Many people gathered from the crowd, and our pastoral team joined them. One man stood out to me. As he approached, I could tell that he was drunk. I expected that he might be mocking the people who were gathering—that is a common occurrence at outdoor events we hold. We concluded the meeting, and the counselors began their interviews and prayer with the people. Our team loaded me into the van for another meeting.
In November, I returned to Kagashe with another short-term team from a local church near our office in San Diego. They went into the Kagashe Village because we planned to begin a new church starting in January. When our team met for dinner after the home visits of the day, one of our partners shared that he had met Disimus—the man who gave his life to Christ while drunk at the outreach in August. They had visited in his home, and he gave his testimony that since that day that he gave his life to Christ, he had been sober. During the first week after his conversion, he struggled with alcohol withdrawal symptoms, but through the prayers of the pastors that ministered to him, he had victory.
He was a new man. His family had rejoined him, and he had been sober every day with no more drinking. He confessed that before salvation, he’d been a schoolteacher, but alcohol destroyed his career. He was a fall down drunk, often seen lying beside the dirt road in the gutter. Now he was sober and doing small jobs to support his family and was incredibly excited that we were starting the church in his village. The new church began the third week of February with fifty adults present and as many children.

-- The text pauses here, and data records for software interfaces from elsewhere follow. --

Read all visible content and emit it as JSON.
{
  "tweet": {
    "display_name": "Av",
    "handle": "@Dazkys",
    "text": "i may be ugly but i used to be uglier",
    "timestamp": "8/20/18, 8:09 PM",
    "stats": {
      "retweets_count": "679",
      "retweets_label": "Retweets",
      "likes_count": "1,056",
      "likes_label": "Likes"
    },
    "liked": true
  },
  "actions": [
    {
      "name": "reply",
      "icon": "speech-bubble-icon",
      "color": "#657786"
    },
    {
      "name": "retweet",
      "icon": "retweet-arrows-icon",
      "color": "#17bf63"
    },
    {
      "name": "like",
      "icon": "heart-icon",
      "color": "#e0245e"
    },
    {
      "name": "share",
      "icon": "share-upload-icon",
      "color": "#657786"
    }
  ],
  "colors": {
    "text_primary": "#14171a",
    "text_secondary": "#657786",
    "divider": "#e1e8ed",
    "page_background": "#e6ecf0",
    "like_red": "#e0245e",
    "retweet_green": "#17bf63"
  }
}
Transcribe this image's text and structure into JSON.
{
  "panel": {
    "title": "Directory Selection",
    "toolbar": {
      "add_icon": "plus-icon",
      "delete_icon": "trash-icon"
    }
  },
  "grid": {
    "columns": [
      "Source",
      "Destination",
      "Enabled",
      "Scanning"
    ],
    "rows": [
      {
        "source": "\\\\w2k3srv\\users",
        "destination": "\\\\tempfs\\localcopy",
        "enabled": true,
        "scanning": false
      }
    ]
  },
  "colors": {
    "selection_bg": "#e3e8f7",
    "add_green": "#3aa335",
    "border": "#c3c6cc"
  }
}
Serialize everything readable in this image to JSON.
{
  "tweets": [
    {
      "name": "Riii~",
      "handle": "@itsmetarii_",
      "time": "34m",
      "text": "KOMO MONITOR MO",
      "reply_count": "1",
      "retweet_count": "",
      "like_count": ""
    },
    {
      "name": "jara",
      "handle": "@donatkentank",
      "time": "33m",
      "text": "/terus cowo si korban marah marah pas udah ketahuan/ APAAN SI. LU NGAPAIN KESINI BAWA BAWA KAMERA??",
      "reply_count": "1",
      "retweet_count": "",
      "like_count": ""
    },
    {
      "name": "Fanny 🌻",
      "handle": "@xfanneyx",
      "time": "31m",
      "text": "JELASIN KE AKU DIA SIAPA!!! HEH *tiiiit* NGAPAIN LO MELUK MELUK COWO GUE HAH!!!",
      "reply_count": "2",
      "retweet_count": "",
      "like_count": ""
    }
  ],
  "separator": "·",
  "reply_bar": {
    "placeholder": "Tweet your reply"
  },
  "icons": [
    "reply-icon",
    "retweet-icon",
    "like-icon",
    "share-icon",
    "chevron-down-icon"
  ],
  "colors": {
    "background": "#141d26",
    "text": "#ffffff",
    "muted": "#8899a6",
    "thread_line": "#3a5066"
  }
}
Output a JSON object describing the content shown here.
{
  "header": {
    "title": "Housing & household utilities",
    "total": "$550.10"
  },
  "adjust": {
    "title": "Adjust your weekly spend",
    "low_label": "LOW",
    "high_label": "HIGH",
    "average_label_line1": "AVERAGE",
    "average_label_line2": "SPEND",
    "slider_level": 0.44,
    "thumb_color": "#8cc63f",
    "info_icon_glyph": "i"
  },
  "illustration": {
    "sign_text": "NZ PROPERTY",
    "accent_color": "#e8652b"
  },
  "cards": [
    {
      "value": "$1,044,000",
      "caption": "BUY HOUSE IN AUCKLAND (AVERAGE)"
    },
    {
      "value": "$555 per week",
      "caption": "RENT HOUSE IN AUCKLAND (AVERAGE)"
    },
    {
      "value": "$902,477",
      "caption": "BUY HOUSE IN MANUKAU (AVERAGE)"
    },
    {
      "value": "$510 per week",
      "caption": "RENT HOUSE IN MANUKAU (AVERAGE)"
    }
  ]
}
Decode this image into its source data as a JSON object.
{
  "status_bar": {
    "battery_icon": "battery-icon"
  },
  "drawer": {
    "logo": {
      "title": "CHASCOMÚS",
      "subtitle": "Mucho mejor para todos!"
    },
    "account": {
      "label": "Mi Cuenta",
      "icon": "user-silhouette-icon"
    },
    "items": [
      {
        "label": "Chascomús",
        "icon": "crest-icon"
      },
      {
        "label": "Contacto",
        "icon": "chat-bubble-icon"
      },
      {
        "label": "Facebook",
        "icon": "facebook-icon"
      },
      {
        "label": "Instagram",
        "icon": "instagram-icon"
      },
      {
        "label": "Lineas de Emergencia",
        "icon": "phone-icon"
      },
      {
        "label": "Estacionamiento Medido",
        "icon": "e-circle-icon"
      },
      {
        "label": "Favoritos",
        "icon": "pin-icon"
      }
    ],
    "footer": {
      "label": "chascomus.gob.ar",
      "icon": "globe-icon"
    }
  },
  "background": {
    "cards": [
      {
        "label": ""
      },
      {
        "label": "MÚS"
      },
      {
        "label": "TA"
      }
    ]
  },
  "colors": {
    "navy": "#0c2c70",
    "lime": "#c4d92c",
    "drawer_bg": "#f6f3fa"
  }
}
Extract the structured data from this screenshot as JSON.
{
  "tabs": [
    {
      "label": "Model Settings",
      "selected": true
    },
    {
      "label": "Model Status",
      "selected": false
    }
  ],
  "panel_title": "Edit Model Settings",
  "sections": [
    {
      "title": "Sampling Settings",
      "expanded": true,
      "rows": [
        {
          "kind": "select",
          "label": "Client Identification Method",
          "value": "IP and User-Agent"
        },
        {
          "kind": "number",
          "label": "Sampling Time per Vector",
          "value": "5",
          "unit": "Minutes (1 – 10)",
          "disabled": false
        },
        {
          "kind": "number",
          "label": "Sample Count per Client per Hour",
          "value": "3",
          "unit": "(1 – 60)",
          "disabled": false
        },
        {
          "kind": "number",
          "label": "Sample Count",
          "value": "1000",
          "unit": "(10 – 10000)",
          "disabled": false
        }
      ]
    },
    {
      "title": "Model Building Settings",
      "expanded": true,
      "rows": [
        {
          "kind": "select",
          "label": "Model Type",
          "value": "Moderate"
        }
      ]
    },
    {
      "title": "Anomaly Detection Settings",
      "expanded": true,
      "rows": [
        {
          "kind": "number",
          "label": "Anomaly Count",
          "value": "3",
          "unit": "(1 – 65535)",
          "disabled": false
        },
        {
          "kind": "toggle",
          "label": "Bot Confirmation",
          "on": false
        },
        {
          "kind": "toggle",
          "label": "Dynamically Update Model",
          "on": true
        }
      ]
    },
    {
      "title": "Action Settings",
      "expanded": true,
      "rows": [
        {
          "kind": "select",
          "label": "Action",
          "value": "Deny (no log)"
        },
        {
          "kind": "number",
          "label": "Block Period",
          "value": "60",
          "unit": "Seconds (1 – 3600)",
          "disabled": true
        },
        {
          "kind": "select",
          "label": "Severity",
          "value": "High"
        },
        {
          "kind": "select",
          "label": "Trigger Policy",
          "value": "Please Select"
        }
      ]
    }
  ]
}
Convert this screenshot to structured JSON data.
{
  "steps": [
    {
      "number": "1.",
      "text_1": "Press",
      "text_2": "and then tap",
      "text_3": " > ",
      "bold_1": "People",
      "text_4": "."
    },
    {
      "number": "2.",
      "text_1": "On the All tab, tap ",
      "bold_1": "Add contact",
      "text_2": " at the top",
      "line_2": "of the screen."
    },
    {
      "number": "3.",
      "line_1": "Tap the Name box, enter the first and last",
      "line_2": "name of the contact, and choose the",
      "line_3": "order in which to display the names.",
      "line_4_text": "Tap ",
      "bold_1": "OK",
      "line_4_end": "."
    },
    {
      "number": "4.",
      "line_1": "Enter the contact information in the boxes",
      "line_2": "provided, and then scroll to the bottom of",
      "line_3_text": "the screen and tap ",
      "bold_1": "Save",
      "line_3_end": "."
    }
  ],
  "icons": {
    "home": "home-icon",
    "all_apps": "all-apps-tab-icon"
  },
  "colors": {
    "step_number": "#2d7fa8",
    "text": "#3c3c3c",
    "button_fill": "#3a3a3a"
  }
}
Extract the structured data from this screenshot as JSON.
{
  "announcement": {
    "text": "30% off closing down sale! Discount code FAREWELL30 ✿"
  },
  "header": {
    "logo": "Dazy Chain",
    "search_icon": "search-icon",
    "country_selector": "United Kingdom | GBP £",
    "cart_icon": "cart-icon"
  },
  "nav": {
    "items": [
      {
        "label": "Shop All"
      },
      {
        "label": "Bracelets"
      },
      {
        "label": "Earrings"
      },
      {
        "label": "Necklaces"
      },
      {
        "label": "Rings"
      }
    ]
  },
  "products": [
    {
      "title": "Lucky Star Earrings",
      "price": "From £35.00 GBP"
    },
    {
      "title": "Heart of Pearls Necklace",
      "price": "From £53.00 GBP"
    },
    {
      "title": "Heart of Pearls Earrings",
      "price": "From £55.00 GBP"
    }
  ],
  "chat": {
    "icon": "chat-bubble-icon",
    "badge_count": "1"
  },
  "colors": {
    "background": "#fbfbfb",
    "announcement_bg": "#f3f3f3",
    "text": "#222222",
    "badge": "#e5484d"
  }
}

God Is Not Finished
I received word this week that our Field Director, Pastor Onesimus, visited Kagashe on Sunday to share in a special event. Disimus is now fifteen months old in the Lord. He desired to give a special thanks to the Lord. This week, he invited all his friends in the community who knew him before his salvation to visit the church. He asked them to come and thank the Lord with him. Many friends gathered to share with Disimus in this Sunday worship, and Pastor Onesimus clearly and boldly proclaimed the Gospel.
At the end of the message, he invited people to come forward if they wanted to receive the same life-changing salvation that had transformed Disimus. Twenty-two souls came to the Lord and gave their lives to Christ.
Then Disimus came forward, not drunk, not to receive the Lord—but to give an offering from all the goods that the Lord had blessed his family. Because he was sober and diligently laboring, the Lord blessed his work, and Disimus gave a particular extra offering to the church.
White Fields has sent funds to purchase a plot of land where the church will meet. We may need to help them with more funds since the church appears to be growing. They currently have some poles to hold up canopies and some tents for special occasions. Our goal is to get them a solid roof when they purchase a permanent property where they can gather out of the rain and the sun’s heat.
Disimus has already started them on the road to a more permanent place. Disimus designated his offering to help the church have a permanent structure. That is how your partnership comes alongside the local offerings. Your support for pastors brings the Gospel to these rural villages. When the church starts and believers gather, they do their part from the blessings God gives them; then, we match your gifts to help them accomplish all that God has laid out for them.
Together we can expand the influence of the Gospel into the most rural villages in need.